God of Love give rest to those who suffer. May they know tenderness and compassion from those who care for them. Be with the medical teams who support them. Bring healing and restoration to good health. In daylight hours encircle them with human kindness, and in the long night hours surround them with the warmth and comfort of your Spirit.

 

 

We take time now to pray for those we know need prayer today. (please pray for those known to you in need)

 

We especially pray for:       Our friends in Timor Leste especially Zoe at Uniting World

                                                Our friends at Common Grace

                                                Uniting Earth and the Climate Conference

                                                Our friends at Sydney Alliance

                                                Menai- Illawong Uniting Church Congregation

                                                Jannali Uniting Church Congregation

                                                Gymea Miranda Uniting Church Congregation

                                               

God of all people you challenge us to be a place of welcome, a Church without walls,
offering your love, care and compassion to those who need it most - both our neighbours and our enemies. Assist us to be a help, not a hinderance to them. Lord, help us to be people of courage, that our Church may be a witness to your vision of how we should live together.

 

Hear us now,
as we pray the prayer Jesus taught us:

Our Father in Heaven

Hallowed be your name

Your Kingdom come

Your will be done

On Earth as it is in Heaven

Give us this day our daily bread

Forgive us our sins as we forgive those who sin against us

Save us in the time of trial and deliver us from evil

For the kingdom, the power and the glory are Yours

Now and forever AMEN

 

Thank you for joining our worship service today. My prayer is that you have been blessed and refreshed by the Spirit and as you go out into the week:

May Christ be in your seeing the beauty and pain in the world.
May Christ be in your hearing the laughter and tears of the world.
May Christ be in your thinking and may you never be satisfied with easy answers.
May Christ be in your speaking to tell good news.
May Christ be in your holding with strength and gentleness.
May Christ be in your heart with patience and determination.
May Christ be in your walking to take you far and wide.
May Christ be deep in your soul that you may always know deep peace.

 

Blessing - Rev Hye Kyoung Lee Gymea-Miranda UC

Let us leave here in anticipation, 

believing that the way ahead is full of new opportunities of cooperation, share, and support. 

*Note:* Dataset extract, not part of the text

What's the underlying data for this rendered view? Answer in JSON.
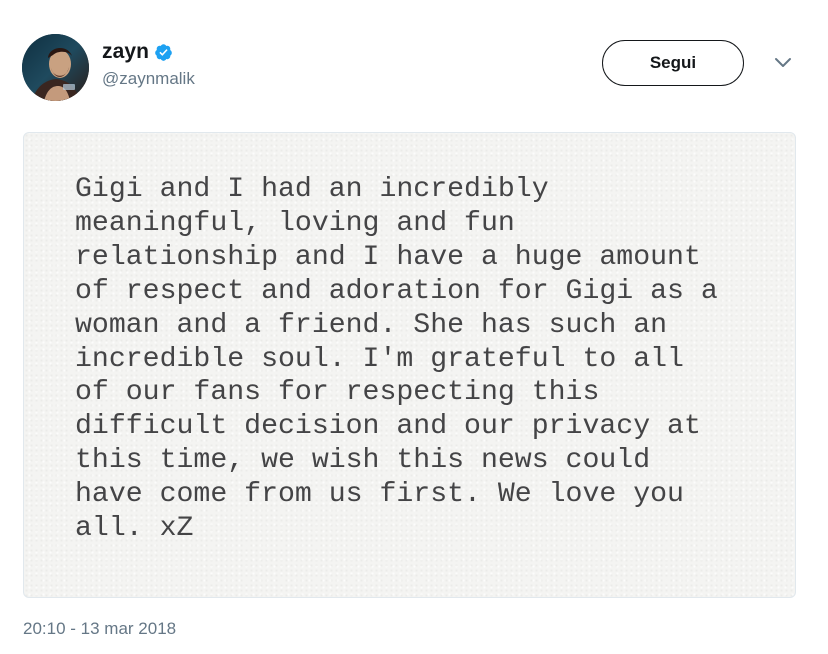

And every fragile seed be cherished by God the Loving Parent

may each drop of water cherished from God's well sustain our ministries 

every moment of uplifting be held fast in the passionate arms of Christ

and the wisdom and breath of the Holy Spirit guide each step towards a hopeful future. AMEN

 

Blessing Song – please click on the link to listen (and sing along) to this beautiful blessing to take with you into your week. Much love and blessings to you and those you love.

Blessing Song